Previous to working I usually take a moment when I'm alone and substitute my loaded light bulb with hank inside for one in a bridge or table lamp that has two or three bulbs in it. The substitution is never noticed. Opportunities are always arising when this can be done, and your host or hostess will be as amazed as anyone else. Upon one occasion the host actually got up and unscrewed the burned out (?) bulb and started out of the room for a replacement when I called him back and said, "We can use that for the test and not destroy another one."

Page board full of magic, learn as best he can, and do them at home, among friends.

THE CLINIC has graciously invited us to attend one of their soirees. If at all possible we intend to have an O.K. to fill a complete Jinx issue with what takes place and detail the presentations and subsequent suggestions, etc. We think it would be of interest to many who might like to start a branch of The Clinic. And we are of the opinion that it may start thinking a lot of society members whose organizations seem to have sold their birthright for a mess of verbal pottage. And we mean pottage.

From PIT (N.Y.) we garnered this paragraph.

"For his first professional sermon in Chicago's St. Paul's Congregational Church, John Booth, 28-year-old theology student, omitted "tricks and fancy talk." But he couldn't entirely cast aside six years' experience as a magician. To illustrate his Biblical citations, he produced a bouquet of roses from a cylinder which he first had filled with colored streamers representing charity and love, quote he: "As you sow your good deeds, so shall they blossom." (MT. Booth was the author of the book "Forging Ahead In Magic." Ed.)

Dept. of Condolences: Chester Morris and his new bride, the former Lillian Barker, won't be able to honeymoon until January because of the unhappy bridegroom's moving picture committments. --- A chain of N.Y. stores recently had a magic motif for their window displays and ap-roached a dealer for the loan of pieces of apparatus in return for which they would give window credit. The deal fell through, not because the dealer didn't want the ad and couldn't have supplied gimmick-less paraphernalia, but because he wanted the firm to PAY for the stuff. --- A timely seasonal "squiggle" has been received as a contest entry (see Jinx No. 115 for all details) and we reprint it here as an example of how a few minute's thought can quite

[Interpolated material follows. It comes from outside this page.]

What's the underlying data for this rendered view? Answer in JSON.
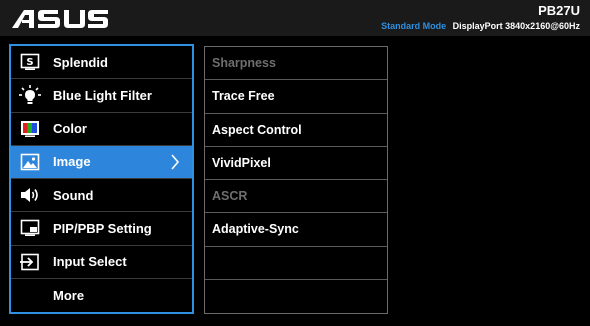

possibly get you a substantial prize. Drawings are not necessary, and the worst sketches are as important as the most artistic. It's the "squiggle idea" that counts.

A letter from Davenport of London dated Nov. 20th tells of boarded up windows but continued sales of trickery. A new 68 page book list is ready. The "Demon" circular reads "In spite of "Old Nasty" smashing our windows, throwing us out of bed, and also spoiling our stock, we have managed to produce a few more new novelties just in time for your Xtaas shows." And so we can do no less than say "Merry Xtaas" to you, you and you, and, instead of the usual"Gabbathfa" finish, cry "Cheerio!"

0 0

Post a comment